►

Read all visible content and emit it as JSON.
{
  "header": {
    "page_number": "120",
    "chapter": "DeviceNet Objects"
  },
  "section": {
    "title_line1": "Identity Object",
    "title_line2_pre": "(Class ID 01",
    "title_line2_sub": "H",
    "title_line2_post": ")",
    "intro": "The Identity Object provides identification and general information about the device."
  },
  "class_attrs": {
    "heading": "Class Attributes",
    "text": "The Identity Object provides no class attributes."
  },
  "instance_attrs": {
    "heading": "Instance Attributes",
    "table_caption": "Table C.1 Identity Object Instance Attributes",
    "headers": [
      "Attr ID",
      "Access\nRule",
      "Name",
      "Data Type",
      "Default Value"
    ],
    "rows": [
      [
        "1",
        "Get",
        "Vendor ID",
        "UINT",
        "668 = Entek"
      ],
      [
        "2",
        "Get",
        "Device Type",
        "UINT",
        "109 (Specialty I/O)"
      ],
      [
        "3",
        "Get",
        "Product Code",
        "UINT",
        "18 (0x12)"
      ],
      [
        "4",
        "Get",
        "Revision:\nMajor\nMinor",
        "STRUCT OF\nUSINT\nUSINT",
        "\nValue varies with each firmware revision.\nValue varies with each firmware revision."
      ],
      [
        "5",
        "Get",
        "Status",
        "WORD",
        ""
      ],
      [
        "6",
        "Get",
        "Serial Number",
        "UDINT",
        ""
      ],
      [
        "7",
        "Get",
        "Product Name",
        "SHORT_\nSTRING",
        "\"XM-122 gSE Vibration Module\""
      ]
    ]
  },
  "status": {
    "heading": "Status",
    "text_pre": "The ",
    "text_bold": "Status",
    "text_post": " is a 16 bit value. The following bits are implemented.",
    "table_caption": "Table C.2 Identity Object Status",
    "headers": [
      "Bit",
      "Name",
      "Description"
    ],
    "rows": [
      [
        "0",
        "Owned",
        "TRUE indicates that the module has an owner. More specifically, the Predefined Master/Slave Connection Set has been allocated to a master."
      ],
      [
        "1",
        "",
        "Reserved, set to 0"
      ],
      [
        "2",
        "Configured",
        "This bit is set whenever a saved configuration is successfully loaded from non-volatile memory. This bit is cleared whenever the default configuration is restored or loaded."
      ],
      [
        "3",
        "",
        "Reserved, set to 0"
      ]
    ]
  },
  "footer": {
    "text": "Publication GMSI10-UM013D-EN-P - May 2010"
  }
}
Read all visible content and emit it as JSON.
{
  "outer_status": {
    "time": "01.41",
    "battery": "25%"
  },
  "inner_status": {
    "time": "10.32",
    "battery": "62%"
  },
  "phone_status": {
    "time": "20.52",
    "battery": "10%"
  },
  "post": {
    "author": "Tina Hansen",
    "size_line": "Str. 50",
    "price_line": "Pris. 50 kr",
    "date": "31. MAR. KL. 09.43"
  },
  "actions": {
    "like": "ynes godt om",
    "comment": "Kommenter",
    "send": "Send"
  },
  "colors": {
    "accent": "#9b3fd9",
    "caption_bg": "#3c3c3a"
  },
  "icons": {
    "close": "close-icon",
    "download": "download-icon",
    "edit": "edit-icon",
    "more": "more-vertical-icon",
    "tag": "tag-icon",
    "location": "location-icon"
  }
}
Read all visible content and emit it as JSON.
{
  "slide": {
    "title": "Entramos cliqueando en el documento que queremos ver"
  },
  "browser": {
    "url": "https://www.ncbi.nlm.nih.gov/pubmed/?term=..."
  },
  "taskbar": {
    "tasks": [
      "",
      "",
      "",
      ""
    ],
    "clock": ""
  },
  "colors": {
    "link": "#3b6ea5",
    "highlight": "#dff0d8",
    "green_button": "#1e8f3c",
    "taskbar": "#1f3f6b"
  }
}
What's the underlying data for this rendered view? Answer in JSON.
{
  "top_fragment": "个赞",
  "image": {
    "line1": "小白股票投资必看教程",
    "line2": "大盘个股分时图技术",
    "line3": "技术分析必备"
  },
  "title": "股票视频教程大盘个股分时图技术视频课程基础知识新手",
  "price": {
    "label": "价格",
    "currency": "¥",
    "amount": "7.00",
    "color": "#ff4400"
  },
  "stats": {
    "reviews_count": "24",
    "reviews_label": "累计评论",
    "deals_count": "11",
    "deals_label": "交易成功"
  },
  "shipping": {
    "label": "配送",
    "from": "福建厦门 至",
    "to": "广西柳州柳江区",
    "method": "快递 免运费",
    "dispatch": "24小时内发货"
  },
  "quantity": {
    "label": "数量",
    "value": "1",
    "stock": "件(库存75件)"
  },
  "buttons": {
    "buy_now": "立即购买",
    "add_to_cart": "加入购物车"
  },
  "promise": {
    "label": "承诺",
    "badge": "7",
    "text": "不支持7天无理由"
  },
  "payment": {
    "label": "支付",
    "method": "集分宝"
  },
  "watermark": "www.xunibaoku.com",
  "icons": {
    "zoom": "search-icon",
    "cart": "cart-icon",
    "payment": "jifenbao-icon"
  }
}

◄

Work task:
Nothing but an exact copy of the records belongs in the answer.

Answer to this exercise:
Read all visible content and emit it as JSON.
{
  "header": {
    "page_number": "120",
    "chapter": "DeviceNet Objects"
  },
  "section": {
    "title_line1": "Identity Object",
    "title_line2_pre": "(Class ID 01",
    "title_line2_sub": "H",
    "title_line2_post": ")",
    "intro": "The Identity Object provides identification and general information about the device."
  },
  "class_attrs": {
    "heading": "Class Attributes",
    "text": "The Identity Object provides no class attributes."
  },
  "instance_attrs": {
    "heading": "Instance Attributes",
    "table_caption": "Table C.1 Identity Object Instance Attributes",
    "headers": [
      "Attr ID",
      "Access\nRule",
      "Name",
      "Data Type",
      "Default Value"
    ],
    "rows": [
      [
        "1",
        "Get",
        "Vendor ID",
        "UINT",
        "668 = Entek"
      ],
      [
        "2",
        "Get",
        "Device Type",
        "UINT",
        "109 (Specialty I/O)"
      ],
      [
        "3",
        "Get",
        "Product Code",
        "UINT",
        "18 (0x12)"
      ],
      [
        "4",
        "Get",
        "Revision:\nMajor\nMinor",
        "STRUCT OF\nUSINT\nUSINT",
        "\nValue varies with each firmware revision.\nValue varies with each firmware revision."
      ],
      [
        "5",
        "Get",
        "Status",
        "WORD",
        ""
      ],
      [
        "6",
        "Get",
        "Serial Number",
        "UDINT",
        ""
      ],
      [
        "7",
        "Get",
        "Product Name",
        "SHORT_\nSTRING",
        "\"XM-122 gSE Vibration Module\""
      ]
    ]
  },
  "status": {
    "heading": "Status",
    "text_pre": "The ",
    "text_bold": "Status",
    "text_post": " is a 16 bit value. The following bits are implemented.",
    "table_caption": "Table C.2 Identity Object Status",
    "headers": [
      "Bit",
      "Name",
      "Description"
    ],
    "rows": [
      [
        "0",
        "Owned",
        "TRUE indicates that the module has an owner. More specifically, the Predefined Master/Slave Connection Set has been allocated to a master."
      ],
      [
        "1",
        "",
        "Reserved, set to 0"
      ],
      [
        "2",
        "Configured",
        "This bit is set whenever a saved configuration is successfully loaded from non-volatile memory. This bit is cleared whenever the default configuration is restored or loaded."
      ],
      [
        "3",
        "",
        "Reserved, set to 0"
      ]
    ]
  },
  "footer": {
    "text": "Publication GMSI10-UM013D-EN-P - May 2010"
  }
}
Read all visible content and emit it as JSON.
{
  "outer_status": {
    "time": "01.41",
    "battery": "25%"
  },
  "inner_status": {
    "time": "10.32",
    "battery": "62%"
  },
  "phone_status": {
    "time": "20.52",
    "battery": "10%"
  },
  "post": {
    "author": "Tina Hansen",
    "size_line": "Str. 50",
    "price_line": "Pris. 50 kr",
    "date": "31. MAR. KL. 09.43"
  },
  "actions": {
    "like": "ynes godt om",
    "comment": "Kommenter",
    "send": "Send"
  },
  "colors": {
    "accent": "#9b3fd9",
    "caption_bg": "#3c3c3a"
  },
  "icons": {
    "close": "close-icon",
    "download": "download-icon",
    "edit": "edit-icon",
    "more": "more-vertical-icon",
    "tag": "tag-icon",
    "location": "location-icon"
  }
}
Read all visible content and emit it as JSON.
{
  "slide": {
    "title": "Entramos cliqueando en el documento que queremos ver"
  },
  "browser": {
    "url": "https://www.ncbi.nlm.nih.gov/pubmed/?term=..."
  },
  "taskbar": {
    "tasks": [
      "",
      "",
      "",
      ""
    ],
    "clock": ""
  },
  "colors": {
    "link": "#3b6ea5",
    "highlight": "#dff0d8",
    "green_button": "#1e8f3c",
    "taskbar": "#1f3f6b"
  }
}
What's the underlying data for this rendered view? Answer in JSON.
{
  "top_fragment": "个赞",
  "image": {
    "line1": "小白股票投资必看教程",
    "line2": "大盘个股分时图技术",
    "line3": "技术分析必备"
  },
  "title": "股票视频教程大盘个股分时图技术视频课程基础知识新手",
  "price": {
    "label": "价格",
    "currency": "¥",
    "amount": "7.00",
    "color": "#ff4400"
  },
  "stats": {
    "reviews_count": "24",
    "reviews_label": "累计评论",
    "deals_count": "11",
    "deals_label": "交易成功"
  },
  "shipping": {
    "label": "配送",
    "from": "福建厦门 至",
    "to": "广西柳州柳江区",
    "method": "快递 免运费",
    "dispatch": "24小时内发货"
  },
  "quantity": {
    "label": "数量",
    "value": "1",
    "stock": "件(库存75件)"
  },
  "buttons": {
    "buy_now": "立即购买",
    "add_to_cart": "加入购物车"
  },
  "promise": {
    "label": "承诺",
    "badge": "7",
    "text": "不支持7天无理由"
  },
  "payment": {
    "label": "支付",
    "method": "集分宝"
  },
  "watermark": "www.xunibaoku.com",
  "icons": {
    "zoom": "search-icon",
    "cart": "cart-icon",
    "payment": "jifenbao-icon"
  }
}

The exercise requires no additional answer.